American Flags construction: printed or sewn?

Why are some American flags, or other types of flags, sewn and some flags are printed?

A printed/dyed flag is colored because the fabric is either stained with dye, printed with ink or silkscreened with ink. 

A sewn flag is made by joining the individual pieces of colored fabric with thread to create the desired image. 

The construction method is often deemed by the intricate detail in the flag design. 

Example: The state of Oklahoma flag has multiple colors and the design is very detailed. The best way to produce this flag is by screen dye method.
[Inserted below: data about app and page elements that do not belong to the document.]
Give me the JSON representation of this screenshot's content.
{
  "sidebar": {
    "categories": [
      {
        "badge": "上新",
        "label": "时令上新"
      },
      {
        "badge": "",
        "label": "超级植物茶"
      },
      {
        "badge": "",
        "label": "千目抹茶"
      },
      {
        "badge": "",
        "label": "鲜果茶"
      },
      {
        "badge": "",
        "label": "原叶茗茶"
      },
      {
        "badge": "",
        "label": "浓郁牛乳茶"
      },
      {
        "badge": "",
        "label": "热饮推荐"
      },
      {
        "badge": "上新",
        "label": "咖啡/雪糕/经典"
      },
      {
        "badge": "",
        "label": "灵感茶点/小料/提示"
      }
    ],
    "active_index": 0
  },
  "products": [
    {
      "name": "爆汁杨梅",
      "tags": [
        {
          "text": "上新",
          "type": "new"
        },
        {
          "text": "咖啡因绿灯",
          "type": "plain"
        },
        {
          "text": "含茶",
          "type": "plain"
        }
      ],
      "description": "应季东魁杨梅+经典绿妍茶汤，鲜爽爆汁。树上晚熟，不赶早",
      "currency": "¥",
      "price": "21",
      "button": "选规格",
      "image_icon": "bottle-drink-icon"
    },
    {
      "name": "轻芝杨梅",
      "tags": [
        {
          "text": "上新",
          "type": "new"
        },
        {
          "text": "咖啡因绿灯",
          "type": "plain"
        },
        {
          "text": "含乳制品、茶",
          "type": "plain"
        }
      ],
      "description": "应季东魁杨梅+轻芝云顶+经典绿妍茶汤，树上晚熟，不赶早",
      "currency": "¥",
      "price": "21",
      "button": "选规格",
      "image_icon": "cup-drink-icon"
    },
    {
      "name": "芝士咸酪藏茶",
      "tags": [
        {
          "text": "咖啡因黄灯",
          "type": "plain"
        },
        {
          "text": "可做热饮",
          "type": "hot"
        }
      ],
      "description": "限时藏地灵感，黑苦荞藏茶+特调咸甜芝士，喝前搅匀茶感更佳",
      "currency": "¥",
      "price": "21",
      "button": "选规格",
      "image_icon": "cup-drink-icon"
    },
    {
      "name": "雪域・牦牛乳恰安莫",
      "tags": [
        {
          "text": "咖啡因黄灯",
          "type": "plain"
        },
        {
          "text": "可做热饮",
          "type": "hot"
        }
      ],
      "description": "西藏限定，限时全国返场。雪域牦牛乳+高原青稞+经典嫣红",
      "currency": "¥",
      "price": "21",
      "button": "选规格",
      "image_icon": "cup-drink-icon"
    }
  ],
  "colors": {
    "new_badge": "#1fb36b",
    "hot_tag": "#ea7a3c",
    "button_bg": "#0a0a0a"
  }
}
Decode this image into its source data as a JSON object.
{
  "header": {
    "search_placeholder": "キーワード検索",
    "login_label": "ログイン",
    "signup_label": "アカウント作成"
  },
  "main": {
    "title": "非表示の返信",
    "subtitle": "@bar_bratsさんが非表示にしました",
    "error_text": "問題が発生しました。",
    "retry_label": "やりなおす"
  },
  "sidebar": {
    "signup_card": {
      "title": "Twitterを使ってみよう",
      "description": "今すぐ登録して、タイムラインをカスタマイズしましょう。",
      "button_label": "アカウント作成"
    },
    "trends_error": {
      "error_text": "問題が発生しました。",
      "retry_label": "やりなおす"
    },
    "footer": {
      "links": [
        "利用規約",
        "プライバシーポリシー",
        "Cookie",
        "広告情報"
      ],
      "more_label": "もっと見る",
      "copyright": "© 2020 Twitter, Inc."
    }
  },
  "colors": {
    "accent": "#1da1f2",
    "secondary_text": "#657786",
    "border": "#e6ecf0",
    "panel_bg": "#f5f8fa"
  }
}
If the design on an Oklahoma flag were completely sewn the flag would be several hundred dollars! The state of Texas flag is simple and it is very economical to produce the flag by joining the fabric to make the flag resulting in a very affordable sewn flag.

What is the difference between an American flag which is printed vs. sewn?

In general, all United States flags produced by American manufacturers are made from one of 3 fabrics: nylon, polyester or cotton. It is possible to print or sew all of these fabrics to create the desired image.

How can I tell if my flag is of quality construction and will last?

The quality of a flag made by a bonified United States flag manufacturing company is likely good to excellent and the production method, dyed, screen printed or sewn will not affect the flag life.

The following construction features assure the flag is well made:

  • Double needle lock stitched hem on the upper and lower horizontal length edges (fly length)
  • Four rows of lock-stitching with back stitched reinforcement on the fly end
  • Strong polyester or cotton canvas band (heading) along the left vertical height of the flag
  • Brass rolled rim grommets up to size 6’x10’
  • Srong polyester roped heading with galvanized steel thimbles size 8’x12’ and larger

The presence of the Flag Manufacturers Association of America (FMAA) seal on the heading of an American flag assures the flag is 100% American made excellent quality.
Caution: some U.S. flag manufacturers also produce budget flags for distribution through retail chains.

When the flag fabric is thin enough to see through, it will not survive in wind or inclement weather. Inexpensive flag kits found at checkout stations or in mass displays in discount stores may very well be a good buy at the time, but it is not reasonable to expect to purchase a 3’x5’ good quality Made in America flag for $9.99.